I think it depends very much on where you are.  I think big cities and many suburbs could see crime rates skyrocket and remain elevated for years.  Suburbs strike me as particularly unstable places.  Even if they are located near some kind of farmland, they will have to discover "community" from scratch.  Even the outlying rural areas in many places have little community to speak of, and will need to develop it slowly.
But there are many other places where you will be absolutely correct:  the crime rate will stay very low, and may even drop significantly.

Many Old New England towns (I use the example only because, as a New Englander, they are what I know.  I’m sure there are other examples) are true communities that have existed as independent government units for almost 400 years.  These towns - even today - are very tight-knit, inward looking communities whose streets and houses were mostly built before the age of gasoline.  Geographically they tend to be somewhat self-contained, and the sense of duty toward "Town" approaches a second-patriotism, and the common sense of duty toward fellow townspeople approaches the feeling one would have for aunts, uncles, and cousins.  These are communities that one often must be born into to be fully accepted.  "Inward-looking" can be a disadvantage, but places like this will pull together strongly.

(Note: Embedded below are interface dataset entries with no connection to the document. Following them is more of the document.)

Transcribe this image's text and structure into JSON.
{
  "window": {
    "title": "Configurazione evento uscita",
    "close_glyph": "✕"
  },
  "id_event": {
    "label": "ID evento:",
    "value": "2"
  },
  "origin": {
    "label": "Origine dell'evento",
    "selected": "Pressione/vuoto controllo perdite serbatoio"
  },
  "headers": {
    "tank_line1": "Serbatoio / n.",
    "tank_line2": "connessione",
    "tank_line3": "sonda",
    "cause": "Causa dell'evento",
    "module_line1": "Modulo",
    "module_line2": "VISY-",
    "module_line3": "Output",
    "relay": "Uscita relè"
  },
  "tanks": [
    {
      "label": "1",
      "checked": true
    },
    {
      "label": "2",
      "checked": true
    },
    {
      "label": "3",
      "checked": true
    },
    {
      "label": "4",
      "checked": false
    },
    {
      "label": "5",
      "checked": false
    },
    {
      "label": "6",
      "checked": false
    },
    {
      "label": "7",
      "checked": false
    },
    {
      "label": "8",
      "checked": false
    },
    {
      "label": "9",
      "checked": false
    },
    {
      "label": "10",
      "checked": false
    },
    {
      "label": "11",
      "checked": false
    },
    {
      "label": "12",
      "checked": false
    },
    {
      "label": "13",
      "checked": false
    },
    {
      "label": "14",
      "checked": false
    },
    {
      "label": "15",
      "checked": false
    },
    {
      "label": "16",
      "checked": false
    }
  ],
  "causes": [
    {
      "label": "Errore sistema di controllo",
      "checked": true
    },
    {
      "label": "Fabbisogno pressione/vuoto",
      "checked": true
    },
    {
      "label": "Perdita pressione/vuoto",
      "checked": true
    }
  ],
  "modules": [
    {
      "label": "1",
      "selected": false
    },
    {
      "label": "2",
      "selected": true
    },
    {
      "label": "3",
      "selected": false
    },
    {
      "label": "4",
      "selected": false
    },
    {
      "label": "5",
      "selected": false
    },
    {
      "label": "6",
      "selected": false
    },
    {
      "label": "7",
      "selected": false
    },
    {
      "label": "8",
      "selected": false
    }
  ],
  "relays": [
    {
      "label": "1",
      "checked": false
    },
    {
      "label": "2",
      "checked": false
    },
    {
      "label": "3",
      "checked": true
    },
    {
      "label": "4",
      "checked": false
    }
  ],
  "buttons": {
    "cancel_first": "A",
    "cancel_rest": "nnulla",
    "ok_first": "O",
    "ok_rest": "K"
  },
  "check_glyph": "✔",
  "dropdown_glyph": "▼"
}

What we could see is a nation of extremes.  Some places will have the critical mass already in place (combined with the appropriate architecture and local resource base - generally sited and built before the age of petroleum) and will tip toward complete (almost xenophobic) community.  Other places (San Fernando valley?) that don’t have the critical mass will tip in the other direction and may have to deal with chronic instability and high crime for decades.  Even when those places (like the Valley) finally do reach an equilibrium point, I’m not sure I’d want to see it.  It could involve the kind of local lords that we were talking about above.